Shooting damage 'profound'
Chris Durant The Times-Standard 04/25/2006
Community emotion is still running high over the April 14 shooting of Cheri Lyn Moore.
Now, agencies other than law enforcement are calling for enhanced communication and collaboration to help prevent a similar incident from happening again.
”The emotional toll the recent shooting has taken on our community is profound, with the impact on the mentally ill and their families being especially acute,” said Health and Human Services Director Phillip Crandall.
Crandall said Monday that there is no exact model for the collaboration of his agency and law enforcement, but there are other areas with similar relationships that will be examined.
”There is no standard procedure for consulting or being alerted to a crisis situation,” Crandall said. “We have to find out what's practical for a rural setting like Humboldt.”
During a recent Mental Health Board meeting, Humboldt County Supervisor John Woolley said that mentioning the collaboration to local law enforcement officials has received a positive response.
Crandall said Monday that no one from law enforcement has contacted him or his office.
Also Monday, police released no new information on the inter-agency investigation
into the shooting, or the results of an autopsy on Moore.
Mental Health Director Donna Wheeler and Crandall hope to set up a meeting with county and city officials in the coming weeks.
”The long path toward healing our community will come through compassion for all involved or impacted by this tragic incident,” Crandall said. “We will need to work together toward improving our options to support both the mentally ill and law enforcement, through education and training in the future.”
Crandall said there was a “curriculum” regarding how police deal with mentally unstable people in Humboldt County in the past.
”These strategies are supported by legislation developed by local Assemblywoman Patty Berg,” Health and Human Services officials said in a prepared statement. “They include funding to establish a Training and Education Unit, an Integrated Services Unit and an Office of Client and Cultural Diversity. These programs will enhance the department's ability to work with client representatives, families and stakeholders through an integrated services approach to develop public education, outreach and intervention approaches that target the de-stigmatization of mental illness.”
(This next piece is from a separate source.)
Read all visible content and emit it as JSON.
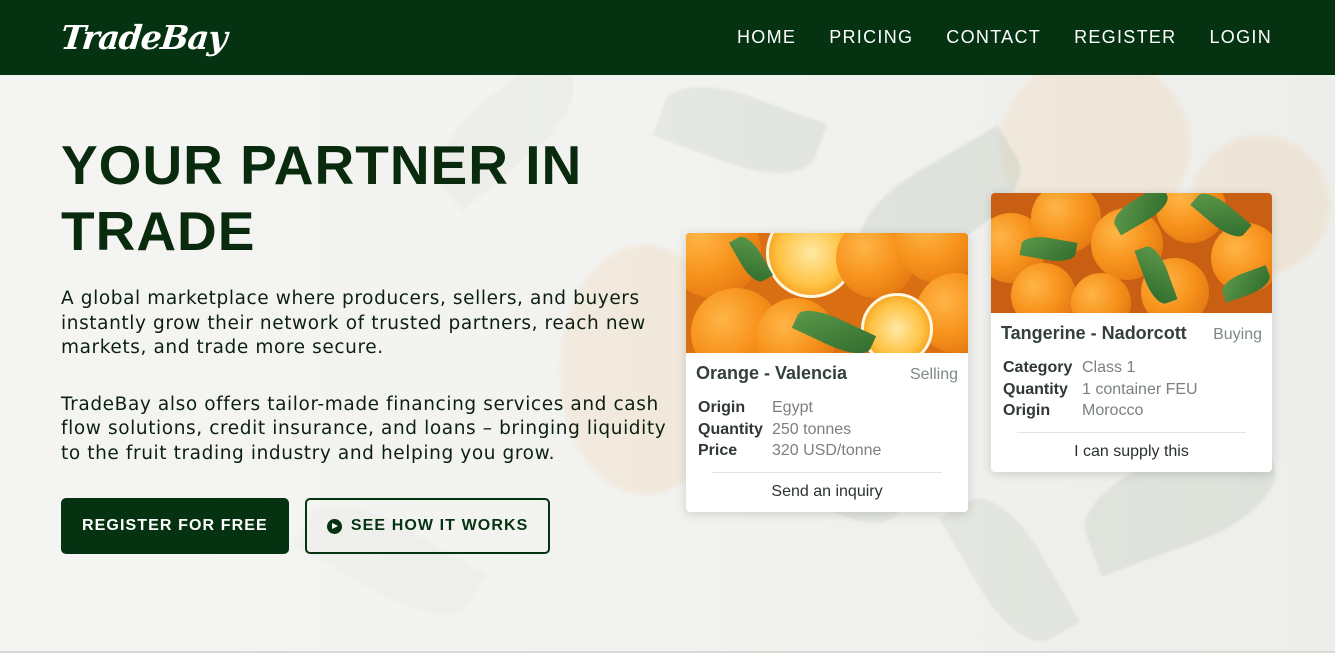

A meeting with local public officials from a number of agencies is the first step to creating a system, Crandall said.